Sneezing induced by sexual thought
A paper in this month's issue of the Journal of the Royal Society of Medicine highlights an under-reported but possibly not uncommon phenomenon - sneezing in response to sexual excitement.
When Dr Mahmood Bhutta, a specialist registrar in ENT at the John Radcliffe Hospital, Oxford, came across a patient who sneezed every time he had a sexual thought, his initial reaction was one of disbelief, but it interested him enough to undertake an internet search.
“I was surprised by how many people also reported the same reflex in internet chat-rooms. It certainly seems odd, but I think this reflex demonstrates evolutionary relics in the wiring of a part of the nervous system called the autonomic nervous system. This is the part beyond our control, and which controls things like our heart rate and the amount of light let in by our pupils. Sometimes the signals in this system get crossed, and I think this may be why some people sneeze when they think about sex."
The paper also describes how there is a genetic reason for why some people (around 25% of the population) sneeze as a response to sunlight. More rarely, there are families who sneeze when their stomachs are full.

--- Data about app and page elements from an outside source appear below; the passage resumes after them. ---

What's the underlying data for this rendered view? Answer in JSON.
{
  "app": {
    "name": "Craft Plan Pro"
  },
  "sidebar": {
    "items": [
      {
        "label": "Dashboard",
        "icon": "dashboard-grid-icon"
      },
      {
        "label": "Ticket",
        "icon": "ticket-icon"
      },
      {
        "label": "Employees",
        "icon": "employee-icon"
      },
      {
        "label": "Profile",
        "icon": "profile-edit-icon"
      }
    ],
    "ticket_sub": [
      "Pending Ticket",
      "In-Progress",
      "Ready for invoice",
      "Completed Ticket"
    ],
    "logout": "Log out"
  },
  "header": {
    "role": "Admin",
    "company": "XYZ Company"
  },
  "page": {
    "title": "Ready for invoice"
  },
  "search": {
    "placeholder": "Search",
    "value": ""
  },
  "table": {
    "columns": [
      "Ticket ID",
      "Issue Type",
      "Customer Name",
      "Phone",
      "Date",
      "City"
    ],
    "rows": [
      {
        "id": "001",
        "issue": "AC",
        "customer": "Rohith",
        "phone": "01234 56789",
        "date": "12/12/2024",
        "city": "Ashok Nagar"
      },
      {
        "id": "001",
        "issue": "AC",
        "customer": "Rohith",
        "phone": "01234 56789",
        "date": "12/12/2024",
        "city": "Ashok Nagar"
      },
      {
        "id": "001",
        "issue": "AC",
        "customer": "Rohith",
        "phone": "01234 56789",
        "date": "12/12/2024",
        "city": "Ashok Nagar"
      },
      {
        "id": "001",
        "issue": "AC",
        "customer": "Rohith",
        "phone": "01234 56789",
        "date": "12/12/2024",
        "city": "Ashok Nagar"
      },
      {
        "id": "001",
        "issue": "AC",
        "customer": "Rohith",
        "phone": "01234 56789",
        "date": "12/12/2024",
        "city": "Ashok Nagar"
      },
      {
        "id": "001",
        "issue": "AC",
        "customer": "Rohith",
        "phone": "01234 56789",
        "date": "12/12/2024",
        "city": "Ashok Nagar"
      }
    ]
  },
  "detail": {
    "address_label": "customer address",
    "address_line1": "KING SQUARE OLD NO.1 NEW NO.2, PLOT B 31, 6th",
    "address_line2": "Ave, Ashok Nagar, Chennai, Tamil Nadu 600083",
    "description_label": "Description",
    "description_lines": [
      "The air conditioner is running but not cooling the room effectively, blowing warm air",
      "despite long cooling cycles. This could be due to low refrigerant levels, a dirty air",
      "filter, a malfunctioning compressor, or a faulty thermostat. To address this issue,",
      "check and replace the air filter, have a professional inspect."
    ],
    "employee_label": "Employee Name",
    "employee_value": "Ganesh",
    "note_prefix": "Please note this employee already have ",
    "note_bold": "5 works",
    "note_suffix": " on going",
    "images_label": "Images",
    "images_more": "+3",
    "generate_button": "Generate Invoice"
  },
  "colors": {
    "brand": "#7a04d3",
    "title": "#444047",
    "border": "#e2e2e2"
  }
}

Dr Bhutta believes the response to sexual ideation might also run in families but not be the sort of thing that children and parents discuss together. “This may have implications for future research in finding genes involved in neural development of the autonomic nervous system.”
Dr Bhutta says the novel research method of looking in internet chat-rooms could be a potential new tool for investigating the incidence of unusual or embarrassing symptoms that patients may not feel appropriate to discuss with their doctor.
Notes to editors
'Sneezing induced by sexual ideation or orgasm: an under-reported phenomenon' is published in the December issue of the Journal of the Royal Medical Society, volume 101. JRSM is the flagship journal of the Royal Society of Medicine. It has full editorial independence of the RSM. It has been published continuously since 1809. Its Editor is Dr Kamran Abbasi. Dr Mahmood Bhutta is available for comment. The article will be available free at www.jrsm.org/ A copy is attached.